Election Day Historical Facts

Election Day provides citizens the right and responsibility to vote for candidates and issues. While some states allow early voting, in most states Election Day is Nov. 8. We know these things about Election Day, but there are lots of interesting historical facts about elections that are lesser known. Take a look at these historical tidbits from the National Constitution Center to learn more about past election traditions.

  • Elections took place way before the Constitution was ratified. The British began voting for various public offices soon after the colonists landed in Virginia in the 17th century.
  • Drinking was a part of elections. Borrowing from a British custom, liquor was often used to attract voters on Election Day. According to lore, George Washington spent his entire campaign budget of 50 pounds on liquor for the court house lawn on Election Day.
  • Voting traditions were different during colonial times. Colonial voting was often conducted by voice vote, and political parties often printed their own ballots so that people could vote a party ticket. The Australian ballot, or secret ballot, wasn’t used until the 1890s.

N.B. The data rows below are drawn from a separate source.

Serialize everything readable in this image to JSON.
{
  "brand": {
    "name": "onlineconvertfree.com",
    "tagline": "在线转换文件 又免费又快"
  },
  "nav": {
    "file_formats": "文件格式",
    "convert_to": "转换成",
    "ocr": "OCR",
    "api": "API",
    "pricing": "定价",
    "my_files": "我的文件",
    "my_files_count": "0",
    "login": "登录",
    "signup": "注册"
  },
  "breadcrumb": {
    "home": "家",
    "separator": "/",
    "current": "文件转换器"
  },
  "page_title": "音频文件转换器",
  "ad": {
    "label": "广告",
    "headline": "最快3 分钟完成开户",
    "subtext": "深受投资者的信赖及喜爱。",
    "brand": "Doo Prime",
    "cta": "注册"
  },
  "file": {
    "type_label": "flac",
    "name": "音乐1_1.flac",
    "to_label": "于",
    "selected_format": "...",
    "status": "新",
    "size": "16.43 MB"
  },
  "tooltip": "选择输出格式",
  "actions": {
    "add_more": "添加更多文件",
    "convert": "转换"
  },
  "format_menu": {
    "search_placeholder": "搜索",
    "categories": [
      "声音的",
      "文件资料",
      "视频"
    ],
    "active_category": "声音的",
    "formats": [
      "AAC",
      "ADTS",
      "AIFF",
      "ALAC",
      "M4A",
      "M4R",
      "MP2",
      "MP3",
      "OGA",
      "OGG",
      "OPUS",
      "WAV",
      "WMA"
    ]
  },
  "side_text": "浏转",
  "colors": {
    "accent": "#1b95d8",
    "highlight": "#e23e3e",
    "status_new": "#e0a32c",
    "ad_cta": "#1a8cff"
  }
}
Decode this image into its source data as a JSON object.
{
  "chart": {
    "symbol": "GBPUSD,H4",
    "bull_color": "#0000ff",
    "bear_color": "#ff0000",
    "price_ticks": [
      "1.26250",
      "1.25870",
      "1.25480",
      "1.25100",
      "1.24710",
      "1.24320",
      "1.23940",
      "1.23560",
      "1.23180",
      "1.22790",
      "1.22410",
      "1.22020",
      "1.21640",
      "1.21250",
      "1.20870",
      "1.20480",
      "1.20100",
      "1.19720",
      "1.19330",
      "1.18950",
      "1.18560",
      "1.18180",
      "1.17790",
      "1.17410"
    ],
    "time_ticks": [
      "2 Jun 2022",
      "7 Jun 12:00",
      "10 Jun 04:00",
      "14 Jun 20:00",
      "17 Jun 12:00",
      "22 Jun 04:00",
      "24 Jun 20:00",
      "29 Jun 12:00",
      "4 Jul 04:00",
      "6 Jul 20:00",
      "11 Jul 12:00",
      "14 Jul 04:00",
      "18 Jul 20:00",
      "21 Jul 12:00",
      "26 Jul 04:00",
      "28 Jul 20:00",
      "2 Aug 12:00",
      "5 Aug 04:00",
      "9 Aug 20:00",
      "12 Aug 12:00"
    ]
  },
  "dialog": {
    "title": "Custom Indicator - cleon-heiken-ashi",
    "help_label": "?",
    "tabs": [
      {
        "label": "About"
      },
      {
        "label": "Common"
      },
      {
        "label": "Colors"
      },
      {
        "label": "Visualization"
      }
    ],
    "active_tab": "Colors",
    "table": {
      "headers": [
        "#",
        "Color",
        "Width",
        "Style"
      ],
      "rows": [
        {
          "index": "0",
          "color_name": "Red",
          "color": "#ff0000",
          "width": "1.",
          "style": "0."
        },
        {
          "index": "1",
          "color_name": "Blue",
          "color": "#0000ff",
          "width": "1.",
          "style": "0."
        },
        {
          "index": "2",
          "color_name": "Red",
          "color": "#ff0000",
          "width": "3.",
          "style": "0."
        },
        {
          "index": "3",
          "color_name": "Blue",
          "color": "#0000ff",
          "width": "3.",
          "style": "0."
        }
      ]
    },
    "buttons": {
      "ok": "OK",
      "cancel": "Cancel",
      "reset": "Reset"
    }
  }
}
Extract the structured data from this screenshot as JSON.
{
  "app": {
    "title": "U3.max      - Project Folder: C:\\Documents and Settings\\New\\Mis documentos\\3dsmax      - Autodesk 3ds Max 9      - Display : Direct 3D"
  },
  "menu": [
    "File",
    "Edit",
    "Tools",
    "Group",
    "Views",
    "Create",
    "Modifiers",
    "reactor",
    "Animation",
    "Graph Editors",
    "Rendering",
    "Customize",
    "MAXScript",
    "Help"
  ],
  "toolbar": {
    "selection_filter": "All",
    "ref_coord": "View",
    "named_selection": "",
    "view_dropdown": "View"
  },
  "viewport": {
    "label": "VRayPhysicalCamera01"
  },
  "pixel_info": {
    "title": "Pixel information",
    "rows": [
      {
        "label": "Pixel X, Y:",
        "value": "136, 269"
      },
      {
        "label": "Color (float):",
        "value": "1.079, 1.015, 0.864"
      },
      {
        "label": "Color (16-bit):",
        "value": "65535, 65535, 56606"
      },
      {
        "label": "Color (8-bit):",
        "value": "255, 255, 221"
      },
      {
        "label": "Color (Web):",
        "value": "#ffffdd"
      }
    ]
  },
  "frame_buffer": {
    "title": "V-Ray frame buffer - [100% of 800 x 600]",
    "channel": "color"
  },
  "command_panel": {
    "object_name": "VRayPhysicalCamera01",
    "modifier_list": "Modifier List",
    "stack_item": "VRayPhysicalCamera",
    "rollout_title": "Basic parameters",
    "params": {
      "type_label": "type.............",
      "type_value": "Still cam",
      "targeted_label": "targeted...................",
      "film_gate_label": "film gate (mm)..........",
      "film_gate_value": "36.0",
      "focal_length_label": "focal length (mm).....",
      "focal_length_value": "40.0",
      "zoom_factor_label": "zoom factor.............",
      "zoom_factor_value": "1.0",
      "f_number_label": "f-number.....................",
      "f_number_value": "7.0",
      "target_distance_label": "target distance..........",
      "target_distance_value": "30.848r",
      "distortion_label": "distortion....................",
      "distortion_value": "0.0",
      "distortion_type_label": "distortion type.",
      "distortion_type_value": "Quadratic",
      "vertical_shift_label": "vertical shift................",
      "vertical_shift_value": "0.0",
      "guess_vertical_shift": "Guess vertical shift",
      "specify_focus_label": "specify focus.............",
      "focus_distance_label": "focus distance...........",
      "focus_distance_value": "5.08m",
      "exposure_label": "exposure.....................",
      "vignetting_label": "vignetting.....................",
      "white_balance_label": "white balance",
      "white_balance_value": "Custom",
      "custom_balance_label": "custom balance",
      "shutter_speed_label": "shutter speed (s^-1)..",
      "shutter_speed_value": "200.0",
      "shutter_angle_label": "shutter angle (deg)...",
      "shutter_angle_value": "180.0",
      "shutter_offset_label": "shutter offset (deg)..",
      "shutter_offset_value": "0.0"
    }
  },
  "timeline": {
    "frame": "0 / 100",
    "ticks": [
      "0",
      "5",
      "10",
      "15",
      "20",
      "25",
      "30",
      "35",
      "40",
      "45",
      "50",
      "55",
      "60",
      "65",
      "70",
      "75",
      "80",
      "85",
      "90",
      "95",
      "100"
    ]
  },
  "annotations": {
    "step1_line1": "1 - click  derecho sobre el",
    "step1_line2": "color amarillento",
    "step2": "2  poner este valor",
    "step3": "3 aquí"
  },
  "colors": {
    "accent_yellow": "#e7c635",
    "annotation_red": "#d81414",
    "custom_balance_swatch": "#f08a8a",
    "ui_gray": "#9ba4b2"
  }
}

  • Congress didn’t set the date of the presidential election (first Tuesday after the first Monday in November) until 1845. Prior to that time, states could set their own dates for federal elections as long as the voting involving the Electoral College was resolved by mid-December. Even today, some states hold voting for non-federal offices on a different day than the federal Election Day.